You also have Xiaomi’s own custom apps and tools, many of which I stashed away in a makeshift junk folder early on in my time with the phone. Gallery, Music, Mi Video, Weather, Notes, and Mi Browser are functionally fine, but there are way better and more popular options out there. Some of them are even preinstalled right alongside them in the case of Google Photos, YouTube Music, and Chrome.
There’s also a smattering of third party apps preinstalled like Netflix, Amazon, Facebook, eBay and TikTok. I’m never in favour of such presumptuousness on the part of developers, but it’s a common enough practice by now to be greeted with a shrug rather than any great annoyance.
One thing that is most definitely worthy of a stern tut is Xiaomi’s ugly full-page ads, which rudely insert themselves every time you install a new app in the Google Play Store. I still find it worryingly easy to get lost within Xiaomi’s Settings menu, too – something that the company itself seems to acknowledge with the provision of redirecting help links at the bottom of each section.
Ultimately, Xiaomi’s software continues to be way behind that of OnePlus and Motorola (let alone Google’s and Apple’s software) in terms of tastefulness and layout, but it’s stable and inviting, quick to lend a hand – often to a fault – and eminently customisable.
Xiaomi Redmi Note 10 Pro Battery Life – Two day potential
- 5020mAh battery is ample
- Two day potential for light users, comfortable all-day for everyone else
- 33w charger for speedy top-ups
The Xiaomi Redmi Note 10 Pro is a star when it comes to stamina. With a large 5020mAh battery and no power-hogging 5G to worry about, it’s a phone with genuine two-day potential should you be light or occasional user.
Of course, with a 120Hz display and a budget processor, it’s not without its power-hungry components. But even so, I never felt like I was going to come up short with this phone.
It wasn’t uncommon for me to go to bed after a particularly easy day of usage (just 2-3 hours of screen on time) with 50 to 60% left in the tank. More intensive use would bring it down below that magic two-day mark, but I was never sweating come the end of a busy day.
An hour of Amazon Prime Video streaming with the screen cranked up to full brightness sapped 8% of a charge, which is good for a budget phone. The Poco X3 NFC sapped 11 to 13% under the same conditions, while the Xiaomi Mi 10T Lite drained 12 to 14%.
The Redmi Note 10 Pro charges nice and quickly for a budget phone too, with a bundled in 33W charger that’s supposedly capable of going 0 to 59% in half an hour. I never ran it down to absolute zero to test that claim, but I did observe that it was able to go from 17 to 30% in 15 minutes, and 50% to 90% in 30 minutes.
Xiaomi Redmi Note 10 Pro Conclusion
It’s not the prettiest sub-£300 handset on the market, and you’ll have to be prepared to make do without 5G connectivity, but there’s so much here for the money that it’s hard to resist.
You should buy the Xiaomi Redmi Note 10 Pro if…
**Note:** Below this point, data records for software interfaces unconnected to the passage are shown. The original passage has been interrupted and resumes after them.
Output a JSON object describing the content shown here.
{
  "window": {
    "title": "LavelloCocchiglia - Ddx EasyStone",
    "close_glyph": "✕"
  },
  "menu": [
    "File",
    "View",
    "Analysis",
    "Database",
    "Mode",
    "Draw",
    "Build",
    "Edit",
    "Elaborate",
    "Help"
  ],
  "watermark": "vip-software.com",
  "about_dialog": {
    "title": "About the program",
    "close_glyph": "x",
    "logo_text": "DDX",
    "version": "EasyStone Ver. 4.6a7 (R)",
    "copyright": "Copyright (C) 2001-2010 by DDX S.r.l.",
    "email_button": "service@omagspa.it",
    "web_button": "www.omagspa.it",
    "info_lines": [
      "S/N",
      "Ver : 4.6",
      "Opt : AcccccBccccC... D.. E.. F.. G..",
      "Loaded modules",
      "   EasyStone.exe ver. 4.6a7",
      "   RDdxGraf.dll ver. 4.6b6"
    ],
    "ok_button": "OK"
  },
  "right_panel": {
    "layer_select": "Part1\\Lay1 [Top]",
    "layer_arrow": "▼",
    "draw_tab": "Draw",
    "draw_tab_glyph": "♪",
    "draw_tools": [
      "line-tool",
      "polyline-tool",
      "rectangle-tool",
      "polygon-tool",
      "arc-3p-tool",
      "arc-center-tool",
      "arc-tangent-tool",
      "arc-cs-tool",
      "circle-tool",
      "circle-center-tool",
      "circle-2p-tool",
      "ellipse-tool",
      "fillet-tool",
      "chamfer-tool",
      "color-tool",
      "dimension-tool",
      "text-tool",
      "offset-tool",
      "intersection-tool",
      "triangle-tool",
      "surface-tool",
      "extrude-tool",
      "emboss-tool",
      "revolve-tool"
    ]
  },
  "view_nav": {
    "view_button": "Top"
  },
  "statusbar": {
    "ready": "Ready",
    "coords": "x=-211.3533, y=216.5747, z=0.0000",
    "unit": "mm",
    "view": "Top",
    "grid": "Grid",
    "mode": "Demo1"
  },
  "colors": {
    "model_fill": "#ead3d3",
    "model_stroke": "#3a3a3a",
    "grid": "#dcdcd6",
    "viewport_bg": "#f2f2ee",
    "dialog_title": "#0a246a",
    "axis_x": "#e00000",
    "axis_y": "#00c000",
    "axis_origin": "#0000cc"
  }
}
- You want the best screen for the price
You don’t usually see phones this cheap with displays like this. The large 6.67-inch 120Hz panel is excellent and the true star of the show.
- You want a good camera but can’t stretch to the Pixel 4a
The 108MP sensor used here allows for strong snaps if the light is good. It’s not quite as good, or as reliable as the Pixel 4a, but it isn’t too far off. The Night Mode is excellent too.
You shouldn’t buy the Xiaomi Redmi Note 10 Pro if…
- Classy design is key
Picking fault with a phone that offers value this good is tough, but the Note 10 Pro isn’t quite perfect. Some sacrifices have been made in terms of design and this is a bit plastic fantastic.
- You like a clean Android experience
If you’ve read any of our other reviews for Xiaomi phones, then you’ll know the overly intrusive software is a constant niggle. It’s no better here.
- You want 5G
The obvious missing feature here is 5G. For me, this isn’t a big deal yet. For you, that might make this a miss.